I remember when I was a junior/intermediate developer. I was brave, cocky and loved taking risks. The less I knew, the more I was willing to stick my neck out. I’d do things just to prove it could be done; there were no shortages of challenges. But with more experience comes more caution and less risk aversion. This was especially true as I became more aware of the ramifications of my actions. I couldn’t fall back on ignorance and lack of experience as an excuse.
But when it came to thinking up new ideas for products, I couldn’t think outside the box. Nor could I think of anything new and original. For every idea I imagined, I already had an opinion. Either it was too simple, or would get done before I’d have the time to say “boo”. I always found something to demotivate me. I didn’t know how to come up with ideas. What problem could I solve that? What wrong was there in the world that required my particular brand of skill. The only thing I was becoming sure of was that I needed to put myself back in my shoes as a junior developer. Find something that would light that fire. I wanted to take a risk into the unknown.
I don’t believe in pitfalls. I believe in taking risks and not doing the same thing twice.
– Guy Laliberte
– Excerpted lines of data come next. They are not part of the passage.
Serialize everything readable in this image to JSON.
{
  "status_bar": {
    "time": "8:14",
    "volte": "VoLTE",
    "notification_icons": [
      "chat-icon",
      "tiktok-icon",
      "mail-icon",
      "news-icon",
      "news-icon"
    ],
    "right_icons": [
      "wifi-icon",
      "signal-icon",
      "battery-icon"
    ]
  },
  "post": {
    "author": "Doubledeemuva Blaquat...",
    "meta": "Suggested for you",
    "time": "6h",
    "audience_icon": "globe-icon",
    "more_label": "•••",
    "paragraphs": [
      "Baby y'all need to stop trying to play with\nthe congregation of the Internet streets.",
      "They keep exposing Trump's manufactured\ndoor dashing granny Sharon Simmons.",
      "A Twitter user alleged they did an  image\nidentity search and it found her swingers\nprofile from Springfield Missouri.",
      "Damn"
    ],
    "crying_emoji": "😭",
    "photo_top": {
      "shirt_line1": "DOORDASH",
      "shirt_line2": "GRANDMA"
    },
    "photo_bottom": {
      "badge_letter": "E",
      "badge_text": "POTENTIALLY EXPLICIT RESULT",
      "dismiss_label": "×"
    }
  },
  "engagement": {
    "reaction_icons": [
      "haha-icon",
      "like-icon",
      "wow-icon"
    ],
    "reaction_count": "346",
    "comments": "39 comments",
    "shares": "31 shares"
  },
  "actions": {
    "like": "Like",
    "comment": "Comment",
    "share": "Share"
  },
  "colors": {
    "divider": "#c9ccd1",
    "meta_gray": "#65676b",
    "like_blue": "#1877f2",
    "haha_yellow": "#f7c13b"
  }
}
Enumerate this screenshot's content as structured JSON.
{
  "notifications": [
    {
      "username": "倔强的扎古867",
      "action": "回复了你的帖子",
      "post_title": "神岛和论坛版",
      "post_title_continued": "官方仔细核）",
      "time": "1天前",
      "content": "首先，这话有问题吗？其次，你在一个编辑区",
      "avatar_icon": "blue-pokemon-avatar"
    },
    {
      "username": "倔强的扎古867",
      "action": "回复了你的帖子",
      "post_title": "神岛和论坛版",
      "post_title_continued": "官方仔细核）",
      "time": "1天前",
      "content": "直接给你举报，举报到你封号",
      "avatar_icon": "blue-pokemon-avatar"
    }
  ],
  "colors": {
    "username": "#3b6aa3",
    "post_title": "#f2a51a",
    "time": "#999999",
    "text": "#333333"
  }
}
Somehow, perhaps after having watched a TED Talk. Or maybe after reading an article in Fortune. I came up with something. It’s super simple. It’s simple enough that I can state it’s purpose in one sentence. It’s also in a field I know little about, but I think has potential. But because I know little about it, I can come at it with a fresh perspective. And because I know the high-level goal, today I have something aim for.
So to keep things not complicated, I decided to put a one year plan together. The purpose of the plan is this. 1) Develop the software platform keeping in mind the overarching goal. No specifics or details beyond something functional. 2) Once I have something working, do research in the idea. Breaking it down into chunks. Categorising everything as a go. 3) Normalise all the information and determine the best direction to go. 4) Once I know enough, develop the features that would best fit in the platform. 5) Develop the features in iterations.
At some during step 5, I’ll have to determine when I can release the platform in beta. It would have to be at some point when the features are still high level enough so users aren’t driven away by a rigid system. But still useful enough to drive users’ focus in the direction I want the platform to go.
So we’ll see how this plan works out. Stay tuned for updates.